With the amount of livestock raised in and around Michigan, along with large processors for poultry, sheep, beef and swine in the area, how to best handle accidents involving livestock is a question that has caused some concern.
Following several livestock truck rollovers over the last few years in Michigan and adjacent states, Michigan State University Extension formed a task force including representatives from Michigan Department of Agriculture, Michigan Pork Producer Association, Michigan Farm Bureau, Michigan Department of Transportation, law enforcement officials and livestock producers to address this concern. This task force recognized the need to have a network of trained people across the state to respond to these situations in order to help local police, fire crews, ambulances, veterinarians and other officials prepare for rollovers of semis pulling livestock trailers.
MSU Extension worked to coordinate a specialize training for livestock transportation rollover accident response.
This event was held at the Calhoun County Fairgrounds in Marshall, Michigan, an area chosen because of its proximity to I-94, I-69 and the I80-/90 corridors. This training brought in industry experts to discuss animal behavior, the proper tools to assist in a rollover accident situation with animals, what past accidents have entailed, along with different plans and resources that would allow people and crews to best respond to such events.

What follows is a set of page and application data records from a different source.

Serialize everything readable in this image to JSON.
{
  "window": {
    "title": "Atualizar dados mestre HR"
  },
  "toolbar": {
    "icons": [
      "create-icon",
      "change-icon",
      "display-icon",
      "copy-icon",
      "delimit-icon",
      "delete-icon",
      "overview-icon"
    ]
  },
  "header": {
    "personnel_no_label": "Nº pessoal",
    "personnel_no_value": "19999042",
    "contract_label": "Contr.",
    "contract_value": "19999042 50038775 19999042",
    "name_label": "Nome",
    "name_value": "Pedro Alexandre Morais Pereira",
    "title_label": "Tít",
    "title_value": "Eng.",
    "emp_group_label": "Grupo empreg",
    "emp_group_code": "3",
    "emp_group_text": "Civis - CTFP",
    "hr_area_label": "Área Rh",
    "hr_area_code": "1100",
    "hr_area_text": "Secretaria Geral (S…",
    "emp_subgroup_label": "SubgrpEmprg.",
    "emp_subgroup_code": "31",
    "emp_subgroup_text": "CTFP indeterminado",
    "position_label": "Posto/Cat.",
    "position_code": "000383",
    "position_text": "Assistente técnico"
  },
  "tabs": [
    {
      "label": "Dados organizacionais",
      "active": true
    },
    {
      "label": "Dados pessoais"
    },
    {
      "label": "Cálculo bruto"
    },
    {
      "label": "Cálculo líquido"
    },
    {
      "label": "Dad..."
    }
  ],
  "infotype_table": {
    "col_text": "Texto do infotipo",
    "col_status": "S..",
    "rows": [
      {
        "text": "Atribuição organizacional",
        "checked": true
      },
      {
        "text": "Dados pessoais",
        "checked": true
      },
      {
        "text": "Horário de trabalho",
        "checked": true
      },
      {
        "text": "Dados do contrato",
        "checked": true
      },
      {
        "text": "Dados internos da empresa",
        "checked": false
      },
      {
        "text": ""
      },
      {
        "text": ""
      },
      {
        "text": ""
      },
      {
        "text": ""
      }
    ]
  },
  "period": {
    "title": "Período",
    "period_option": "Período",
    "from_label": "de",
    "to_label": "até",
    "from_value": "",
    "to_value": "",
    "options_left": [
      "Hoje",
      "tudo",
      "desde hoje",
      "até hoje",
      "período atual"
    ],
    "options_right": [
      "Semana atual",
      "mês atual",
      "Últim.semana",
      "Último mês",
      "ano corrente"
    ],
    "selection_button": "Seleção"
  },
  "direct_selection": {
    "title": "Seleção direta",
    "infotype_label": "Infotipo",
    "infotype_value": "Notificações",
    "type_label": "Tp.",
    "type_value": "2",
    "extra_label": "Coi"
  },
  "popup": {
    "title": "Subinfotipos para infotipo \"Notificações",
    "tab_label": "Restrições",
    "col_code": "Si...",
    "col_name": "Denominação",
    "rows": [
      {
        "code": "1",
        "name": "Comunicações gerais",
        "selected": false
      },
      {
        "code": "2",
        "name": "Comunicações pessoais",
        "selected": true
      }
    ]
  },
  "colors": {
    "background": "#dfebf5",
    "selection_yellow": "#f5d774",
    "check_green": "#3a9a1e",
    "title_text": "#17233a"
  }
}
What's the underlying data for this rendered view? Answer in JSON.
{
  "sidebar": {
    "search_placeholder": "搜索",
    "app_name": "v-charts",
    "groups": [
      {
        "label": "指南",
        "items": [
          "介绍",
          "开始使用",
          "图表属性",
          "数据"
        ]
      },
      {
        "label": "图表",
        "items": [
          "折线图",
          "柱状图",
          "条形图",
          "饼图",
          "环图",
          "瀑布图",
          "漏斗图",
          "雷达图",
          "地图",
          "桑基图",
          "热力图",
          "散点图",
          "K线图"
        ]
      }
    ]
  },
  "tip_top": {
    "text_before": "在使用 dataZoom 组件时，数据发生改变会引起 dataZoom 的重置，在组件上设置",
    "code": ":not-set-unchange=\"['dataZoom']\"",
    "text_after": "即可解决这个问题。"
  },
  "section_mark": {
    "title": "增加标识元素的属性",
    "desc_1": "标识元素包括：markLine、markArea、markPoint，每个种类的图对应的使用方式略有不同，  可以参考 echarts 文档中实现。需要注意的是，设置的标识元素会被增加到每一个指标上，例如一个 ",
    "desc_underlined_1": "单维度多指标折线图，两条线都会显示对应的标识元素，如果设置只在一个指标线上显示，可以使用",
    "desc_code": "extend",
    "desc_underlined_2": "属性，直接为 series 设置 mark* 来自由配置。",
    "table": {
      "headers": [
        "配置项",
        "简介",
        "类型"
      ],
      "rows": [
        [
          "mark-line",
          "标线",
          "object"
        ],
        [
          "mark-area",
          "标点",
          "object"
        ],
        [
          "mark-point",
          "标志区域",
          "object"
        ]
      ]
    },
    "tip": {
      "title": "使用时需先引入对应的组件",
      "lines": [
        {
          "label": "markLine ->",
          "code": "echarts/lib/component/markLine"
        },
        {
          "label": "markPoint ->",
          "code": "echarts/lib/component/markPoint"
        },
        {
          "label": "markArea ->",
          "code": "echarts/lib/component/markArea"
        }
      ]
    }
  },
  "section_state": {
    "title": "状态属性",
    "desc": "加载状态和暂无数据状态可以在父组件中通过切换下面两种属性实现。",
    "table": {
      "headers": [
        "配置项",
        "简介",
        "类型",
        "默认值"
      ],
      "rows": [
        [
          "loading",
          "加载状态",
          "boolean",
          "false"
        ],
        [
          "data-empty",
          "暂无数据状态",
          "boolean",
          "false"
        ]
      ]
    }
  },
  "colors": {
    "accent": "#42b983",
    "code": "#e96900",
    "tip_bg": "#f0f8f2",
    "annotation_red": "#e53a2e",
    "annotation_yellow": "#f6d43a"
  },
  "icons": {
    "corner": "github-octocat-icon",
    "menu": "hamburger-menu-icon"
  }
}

Pulling from a diverse audience, stakeholders from various entities included large production farms, transportation companies, first responders, processors, truckers, law officers from local, county and state levels and veterinarians.
Also, people from serval different states completed the training. Participants heard from responders with firsthand experience in accident scenes, what the crucial tasks are when managing a scene that involves vehicles, traffic, people and animals all while working an accident scene and ensuring public safety and animal welfare.
Hands-on, interactive demonstrations also complemented the training as participants learned about extrication of trapped animals, animal behavior and handling techniques, how to respond to injured animals, and humane euthanasia techniques.
This intensive training will help responders be prepared for these situations, properly contain the animals and correctly manage the accident scene.
Participants involved in the training indicted that because of their participation in the event, they have developed or refined a skill and they now feel better suited to responding to a livestock transportation accident.
This training gave attendees an excellent opportunity to network with local law enforcement groups, and helped them formulate key questions for continuous improvement of the different systems with which they are involved.
All participants from this diverse audience specified said they are better prepared to address livestock transportation accidents and would be able to share critical information with their teams.
These trained people will build a network of responders and act as advisers to assist first responders and emergency response personnel when these events occur and livestock need to be rescued from overturned trailers.
Michigan State University Extension would like to thank its partners for assisting with the funding, planning and executing the livestock rollover accident response training.
Financial assistance was supported by Michigan Department of Agriculture and Rural Development, Michigan Pork Producers Association, Jackson County Farm Bureau, Calhoun County Farm Bureau, Branch County Farm Bureau.
Contributing to the demonstration portion of the training were Blight Farms, Hickory Knoll Farm, Cooper Farms, Ron Wollpert Transportation and Tim Dunn Livestock Hauling. More information on responding to livestock transportation accidents can be found by visiting the Michigan State University Extension website.